Roy, commiserations but congratulations.
I'm sorry you can't make it, also sorry I can't get to these events, but you've made the smart move, mate. You are dead right that you'd be more easily fatuiged and a possible danger to yourself and possibly others if you went. Riding bikes is already a high risk activity, adding recent illness and surgery to the mix definitely worsens the odds, not to mention that like most of us you're a gentleman "of a certain age", not a young buck in his teens who bounces back much more quickly than us.
One of the real killers of older, more mature men is this expectation we have that we can still do everything physical as capably as we did when we were thirty years younger. Climb up on roofs to fix stuff, fang around on bikes, drink and get rowdy, etc. etc. The roofs thing is deadly, btw. I don't know how many older blokes I've seen in ICU's with life threatening injuries from falling off roofs or ladders, but it's been many over the years. Always men, women are smart and pay someone else to do it. At our age and weight it can only take an unexpected fall of a meter or two to do it, believe it or not, because the human skeletal structure progressively weakens from around twenty y.o. by about one per cent annually, so a fall from a real height of one story onto an unyielding surface like concrete is commonly fatal on the spot. The only good thing about falling off bikes by comparison is it's not a long drop, and some of the energy is absorbed in the the slide. Plus we're wearing the gear (usually), that's a major plus.

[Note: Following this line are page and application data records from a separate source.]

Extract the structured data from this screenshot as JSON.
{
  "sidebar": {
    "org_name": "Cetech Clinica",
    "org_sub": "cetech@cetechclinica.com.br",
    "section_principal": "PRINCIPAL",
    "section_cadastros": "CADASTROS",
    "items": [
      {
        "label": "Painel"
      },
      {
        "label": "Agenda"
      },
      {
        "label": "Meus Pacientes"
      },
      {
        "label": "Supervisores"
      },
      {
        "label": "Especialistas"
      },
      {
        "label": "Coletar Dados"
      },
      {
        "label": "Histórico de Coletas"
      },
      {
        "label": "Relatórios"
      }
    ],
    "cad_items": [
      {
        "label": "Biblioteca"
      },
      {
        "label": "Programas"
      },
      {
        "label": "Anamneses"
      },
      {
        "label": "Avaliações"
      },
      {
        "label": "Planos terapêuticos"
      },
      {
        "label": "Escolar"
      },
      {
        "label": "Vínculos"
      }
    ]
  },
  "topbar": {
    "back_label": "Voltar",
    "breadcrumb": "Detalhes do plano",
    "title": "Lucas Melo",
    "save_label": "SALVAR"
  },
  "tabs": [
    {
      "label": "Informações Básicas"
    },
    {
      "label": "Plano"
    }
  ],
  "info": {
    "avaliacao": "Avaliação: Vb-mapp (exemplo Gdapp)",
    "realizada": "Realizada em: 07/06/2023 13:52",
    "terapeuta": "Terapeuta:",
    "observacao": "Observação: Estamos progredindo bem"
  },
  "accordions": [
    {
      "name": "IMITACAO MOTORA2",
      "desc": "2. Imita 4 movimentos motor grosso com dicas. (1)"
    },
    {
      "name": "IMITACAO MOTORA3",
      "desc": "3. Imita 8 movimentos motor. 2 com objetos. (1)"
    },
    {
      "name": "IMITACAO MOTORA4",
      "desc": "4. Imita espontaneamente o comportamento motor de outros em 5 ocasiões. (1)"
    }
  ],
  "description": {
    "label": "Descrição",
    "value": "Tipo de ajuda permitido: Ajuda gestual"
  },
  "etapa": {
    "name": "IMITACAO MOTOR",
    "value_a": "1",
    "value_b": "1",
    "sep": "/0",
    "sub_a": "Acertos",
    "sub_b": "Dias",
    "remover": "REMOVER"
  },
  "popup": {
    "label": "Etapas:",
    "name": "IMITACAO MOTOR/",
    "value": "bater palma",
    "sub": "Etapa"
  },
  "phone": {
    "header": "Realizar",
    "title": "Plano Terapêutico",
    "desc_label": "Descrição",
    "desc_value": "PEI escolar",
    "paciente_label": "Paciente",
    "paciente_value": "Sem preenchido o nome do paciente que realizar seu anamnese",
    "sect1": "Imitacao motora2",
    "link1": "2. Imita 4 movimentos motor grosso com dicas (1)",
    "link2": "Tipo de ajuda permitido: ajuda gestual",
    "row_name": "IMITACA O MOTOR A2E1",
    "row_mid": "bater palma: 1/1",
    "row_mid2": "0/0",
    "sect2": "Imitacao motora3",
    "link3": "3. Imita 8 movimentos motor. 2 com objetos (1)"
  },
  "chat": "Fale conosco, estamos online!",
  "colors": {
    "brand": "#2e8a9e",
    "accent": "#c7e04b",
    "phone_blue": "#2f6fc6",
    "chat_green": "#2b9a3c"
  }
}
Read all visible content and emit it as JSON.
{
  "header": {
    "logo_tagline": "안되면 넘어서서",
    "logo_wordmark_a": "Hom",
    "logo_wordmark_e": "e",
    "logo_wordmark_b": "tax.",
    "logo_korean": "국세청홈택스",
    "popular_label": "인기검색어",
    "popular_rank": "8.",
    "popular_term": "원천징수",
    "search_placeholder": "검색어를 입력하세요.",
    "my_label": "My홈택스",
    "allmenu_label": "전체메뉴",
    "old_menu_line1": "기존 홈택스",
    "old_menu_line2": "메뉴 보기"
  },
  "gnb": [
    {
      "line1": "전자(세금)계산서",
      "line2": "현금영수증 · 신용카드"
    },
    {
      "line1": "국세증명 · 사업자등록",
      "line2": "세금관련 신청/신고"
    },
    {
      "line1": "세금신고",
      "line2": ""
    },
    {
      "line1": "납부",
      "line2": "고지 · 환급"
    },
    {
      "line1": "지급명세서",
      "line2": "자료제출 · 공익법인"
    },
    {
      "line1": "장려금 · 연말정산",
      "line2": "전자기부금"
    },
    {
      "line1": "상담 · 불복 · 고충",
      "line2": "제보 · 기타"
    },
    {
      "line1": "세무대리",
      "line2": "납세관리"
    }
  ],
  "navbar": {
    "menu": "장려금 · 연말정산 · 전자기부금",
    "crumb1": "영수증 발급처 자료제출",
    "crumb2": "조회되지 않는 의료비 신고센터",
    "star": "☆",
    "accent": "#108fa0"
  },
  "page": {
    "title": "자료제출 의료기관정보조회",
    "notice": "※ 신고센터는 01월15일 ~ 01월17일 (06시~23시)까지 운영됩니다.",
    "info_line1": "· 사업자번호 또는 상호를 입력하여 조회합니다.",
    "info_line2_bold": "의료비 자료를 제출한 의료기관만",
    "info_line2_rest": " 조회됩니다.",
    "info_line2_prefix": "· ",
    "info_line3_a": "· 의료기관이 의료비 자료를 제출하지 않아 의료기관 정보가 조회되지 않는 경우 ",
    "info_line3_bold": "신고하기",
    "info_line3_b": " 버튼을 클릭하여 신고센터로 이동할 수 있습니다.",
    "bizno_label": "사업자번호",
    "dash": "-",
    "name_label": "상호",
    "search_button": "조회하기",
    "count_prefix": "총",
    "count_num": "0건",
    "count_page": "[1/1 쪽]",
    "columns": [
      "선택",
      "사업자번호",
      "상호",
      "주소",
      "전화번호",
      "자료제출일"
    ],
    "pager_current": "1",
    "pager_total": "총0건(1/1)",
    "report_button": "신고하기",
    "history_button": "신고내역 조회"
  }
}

You've got a device called a PICC line in place, a Peripherally Inserted Central Catheter. Very useful for long term administration of IV meds like the antibiotic you're on, and means you can go home from hospital earlier and continue the treatment there. We see a lot of them. If you can, give it a flush each eight hours or so with some sterile saline, you should be able to get some from a pharmacy along with disposable syringes. PICC's have a very narrow passageway for the liquid drug you inject, called a lumen, and this lumen is so small, probably only half a mm in diameter, that they clot off very easily unless flushed every now and again. Which is a preventable nuisance, as it may mean it has to be removed and another inserted, so more delay in treatment, hassle and expense. Just a tip.
Best wishes with the rest of your recovery, Roy. I'll be praying for you today. You've done the smart thing, again commiserations but congratulations. And btw, I recently scored a black body canoe to go with the black X tank cover you sold me, so I'm most of the way to achieving my goal of an alternate change of clothes for my orange '10 non X. Now I'm considering respraying both pieces, but what colour?...decisions, decisions...